Approximately 80% of SIX’s clearing business is from outside Switzerland; one quarter comes via the London Stock Exchange, said Meier.
“Post-Brexit equivalence is crucial in the UK and in Europe,” he added.
SIX’s chief executive, Urs Rüegsegger, told the Financial Times: “London isn’t enough anymore, you need a country that is in the EU.”
Officials from the City and the British government insist that single market access is possible once the UK leave the EU.
Meier said it was hard to say how long the talks would take as there is a great deal of uncertainty.
“We don’t know how the situation will evolve and what kind of agreement the UK will reach with the EU. It’s too early to predict,” he said.

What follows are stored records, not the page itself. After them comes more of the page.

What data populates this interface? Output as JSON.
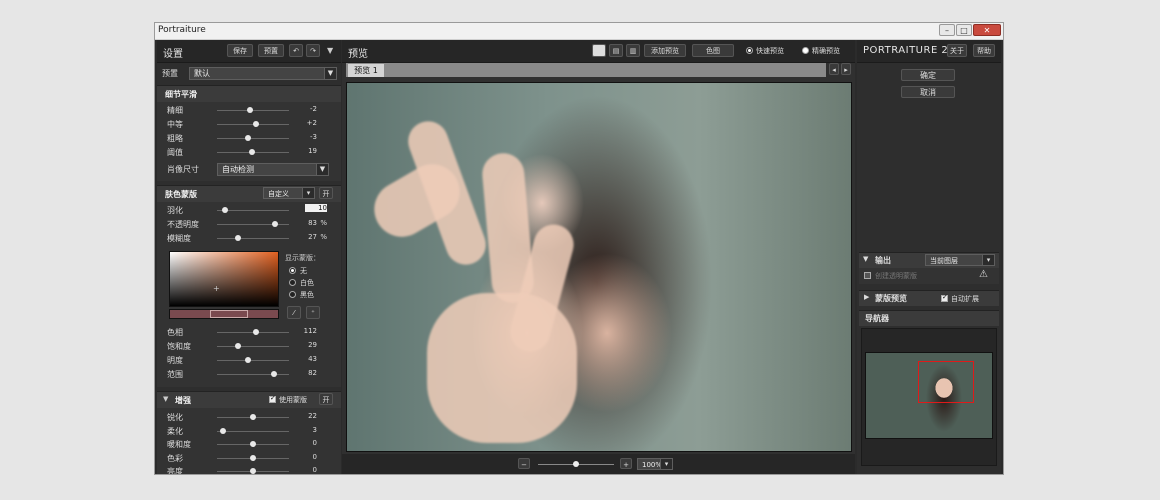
{
  "window": {
    "title": "Portraiture"
  },
  "left": {
    "header": {
      "title": "设置",
      "save": "保存",
      "reset": "预置"
    },
    "preset": {
      "label": "预置",
      "value": "默认"
    },
    "detail": {
      "title": "细节平滑",
      "rows": [
        {
          "label": "精细",
          "value": "-2",
          "level": 0.45
        },
        {
          "label": "中等",
          "value": "+2",
          "level": 0.55
        },
        {
          "label": "粗略",
          "value": "-3",
          "level": 0.42
        },
        {
          "label": "阈值",
          "value": "19",
          "level": 0.48
        }
      ],
      "size_label": "肖像尺寸",
      "size_value": "自动检测"
    },
    "skin": {
      "title": "肤色蒙版",
      "mode": "自定义",
      "toggle": "开",
      "rows": [
        {
          "label": "羽化",
          "value": "10",
          "unit": "",
          "level": 0.08
        },
        {
          "label": "不透明度",
          "value": "83",
          "unit": "%",
          "level": 0.83
        },
        {
          "label": "模糊度",
          "value": "27",
          "unit": "%",
          "level": 0.27
        }
      ],
      "show_mask_label": "显示蒙版：",
      "mask_options": [
        "无",
        "白色",
        "黑色"
      ],
      "hsl": [
        {
          "label": "色相",
          "value": "112",
          "level": 0.55
        },
        {
          "label": "饱和度",
          "value": "29",
          "level": 0.28
        },
        {
          "label": "明度",
          "value": "43",
          "level": 0.42
        },
        {
          "label": "范围",
          "value": "82",
          "level": 0.82
        }
      ]
    },
    "enhance": {
      "title": "增强",
      "use_mask": "使用蒙版",
      "toggle": "开",
      "rows": [
        {
          "label": "锐化",
          "value": "22",
          "level": 0.5
        },
        {
          "label": "柔化",
          "value": "3",
          "level": 0.05
        },
        {
          "label": "暖和度",
          "value": "0",
          "level": 0.5
        },
        {
          "label": "色彩",
          "value": "0",
          "level": 0.5
        },
        {
          "label": "亮度",
          "value": "0",
          "level": 0.5
        }
      ]
    }
  },
  "center": {
    "header": {
      "title": "预览",
      "add_preview": "添加预览",
      "compare": "色图",
      "fast_preview": "快速预览",
      "accurate_preview": "精确预览"
    },
    "tab": "预览 1",
    "zoom": "100%"
  },
  "right": {
    "brand": "PORTRAITURE 2",
    "about": "关于",
    "help": "帮助",
    "ok": "确定",
    "cancel": "取消",
    "output": {
      "label": "输出",
      "value": "当前图层",
      "new_layer": "创建透明蒙版"
    },
    "mask_preview": {
      "label": "蒙版预览",
      "auto": "自动扩展"
    },
    "navigator": "导航器"
  },
  "colors": {
    "accent": "#e06020",
    "nav_rect": "#e01a1a"
  }
}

British Prime Minister Theresa May has signaled that she is in no rush to trigger the formal two-year round of exit talks with the other 27 members of the EU, amid divisions within her government about the kind of deal Britain hopes to strike.
Brexit Secretary David Davis said in early September that it was "improbable" Britain could remain in the EU's single market in goods and services while imposing restrictions on immigration from EU countries. May's spokeswoman later stressed that Davis was expressing his own opinion, not government policy.
SIX has remained resolutely independent despite a spate of stock exchange mergers in recent years – including the current proposed merger between the London and Frankfurt exchanges. In 2004, the Swiss stock market turned down an offer of a merger with the Frankfurt bourse.